• DATA EXTRACT
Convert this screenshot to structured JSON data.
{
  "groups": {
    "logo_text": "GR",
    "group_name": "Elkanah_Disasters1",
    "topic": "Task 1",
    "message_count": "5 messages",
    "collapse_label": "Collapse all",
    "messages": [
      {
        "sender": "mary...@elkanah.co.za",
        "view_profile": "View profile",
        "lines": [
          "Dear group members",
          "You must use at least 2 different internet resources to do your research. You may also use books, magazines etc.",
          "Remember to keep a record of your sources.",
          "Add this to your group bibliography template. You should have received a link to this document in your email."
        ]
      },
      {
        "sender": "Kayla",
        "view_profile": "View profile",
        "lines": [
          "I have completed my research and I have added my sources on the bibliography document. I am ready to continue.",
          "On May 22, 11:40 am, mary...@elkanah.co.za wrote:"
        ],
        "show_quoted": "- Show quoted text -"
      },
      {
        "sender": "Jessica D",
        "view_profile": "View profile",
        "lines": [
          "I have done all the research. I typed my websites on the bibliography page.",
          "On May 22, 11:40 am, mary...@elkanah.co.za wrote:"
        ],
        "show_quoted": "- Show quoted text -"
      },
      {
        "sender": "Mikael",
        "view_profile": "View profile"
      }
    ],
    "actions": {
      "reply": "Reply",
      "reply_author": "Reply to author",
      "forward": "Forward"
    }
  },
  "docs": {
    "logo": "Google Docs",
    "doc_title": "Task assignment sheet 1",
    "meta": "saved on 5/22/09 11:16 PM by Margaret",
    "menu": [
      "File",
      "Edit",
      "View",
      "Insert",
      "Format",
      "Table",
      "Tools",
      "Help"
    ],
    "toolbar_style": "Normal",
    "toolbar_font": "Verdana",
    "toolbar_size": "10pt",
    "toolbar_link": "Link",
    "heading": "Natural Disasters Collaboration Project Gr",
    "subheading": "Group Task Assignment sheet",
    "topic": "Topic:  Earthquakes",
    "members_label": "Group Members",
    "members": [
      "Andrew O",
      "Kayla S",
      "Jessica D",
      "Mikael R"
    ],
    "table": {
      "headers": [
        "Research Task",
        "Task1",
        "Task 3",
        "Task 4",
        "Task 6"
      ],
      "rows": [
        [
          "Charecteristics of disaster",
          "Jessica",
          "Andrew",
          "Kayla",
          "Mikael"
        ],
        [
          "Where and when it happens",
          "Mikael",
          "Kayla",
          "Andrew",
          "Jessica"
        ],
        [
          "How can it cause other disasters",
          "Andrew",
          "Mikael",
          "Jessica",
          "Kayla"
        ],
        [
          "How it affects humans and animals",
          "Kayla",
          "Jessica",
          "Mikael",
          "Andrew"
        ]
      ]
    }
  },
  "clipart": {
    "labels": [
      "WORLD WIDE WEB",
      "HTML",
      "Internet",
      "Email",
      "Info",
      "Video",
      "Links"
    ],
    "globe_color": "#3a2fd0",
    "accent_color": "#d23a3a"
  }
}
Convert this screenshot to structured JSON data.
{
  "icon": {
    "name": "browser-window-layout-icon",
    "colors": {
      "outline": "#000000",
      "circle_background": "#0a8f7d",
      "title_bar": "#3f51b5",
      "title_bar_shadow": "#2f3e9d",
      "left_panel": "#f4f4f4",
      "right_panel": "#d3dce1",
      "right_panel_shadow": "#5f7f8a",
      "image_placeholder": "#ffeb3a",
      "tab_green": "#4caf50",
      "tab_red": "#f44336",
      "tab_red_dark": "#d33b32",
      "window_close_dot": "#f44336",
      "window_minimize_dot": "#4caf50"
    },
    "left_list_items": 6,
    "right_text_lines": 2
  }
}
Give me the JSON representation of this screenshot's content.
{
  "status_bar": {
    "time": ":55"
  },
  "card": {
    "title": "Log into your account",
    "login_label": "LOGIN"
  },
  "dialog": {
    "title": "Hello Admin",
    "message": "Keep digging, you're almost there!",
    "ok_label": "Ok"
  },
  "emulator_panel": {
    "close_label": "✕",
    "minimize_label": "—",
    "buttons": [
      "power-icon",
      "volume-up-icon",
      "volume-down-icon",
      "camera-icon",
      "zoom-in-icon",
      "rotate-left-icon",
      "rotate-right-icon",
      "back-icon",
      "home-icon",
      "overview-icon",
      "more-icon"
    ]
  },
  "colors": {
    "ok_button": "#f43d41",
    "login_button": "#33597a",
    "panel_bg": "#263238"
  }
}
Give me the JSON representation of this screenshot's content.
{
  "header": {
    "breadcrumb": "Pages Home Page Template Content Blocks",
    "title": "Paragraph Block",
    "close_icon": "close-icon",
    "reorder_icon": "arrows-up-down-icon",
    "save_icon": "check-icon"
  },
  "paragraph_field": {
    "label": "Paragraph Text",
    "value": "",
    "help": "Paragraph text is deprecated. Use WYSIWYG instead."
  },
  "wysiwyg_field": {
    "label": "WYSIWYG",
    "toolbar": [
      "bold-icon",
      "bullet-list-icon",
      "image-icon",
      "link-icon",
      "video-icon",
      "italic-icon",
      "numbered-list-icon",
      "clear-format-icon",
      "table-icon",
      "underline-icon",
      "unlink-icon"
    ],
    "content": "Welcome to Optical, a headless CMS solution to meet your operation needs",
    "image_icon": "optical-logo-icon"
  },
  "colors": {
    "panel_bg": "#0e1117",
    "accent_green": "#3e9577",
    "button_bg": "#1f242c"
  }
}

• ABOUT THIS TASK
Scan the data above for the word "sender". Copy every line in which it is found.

• TASK ANSWER
        "sender": "mary...@elkanah.co.za",
        "sender": "Kayla",
        "sender": "Jessica D",
        "sender": "Mikael",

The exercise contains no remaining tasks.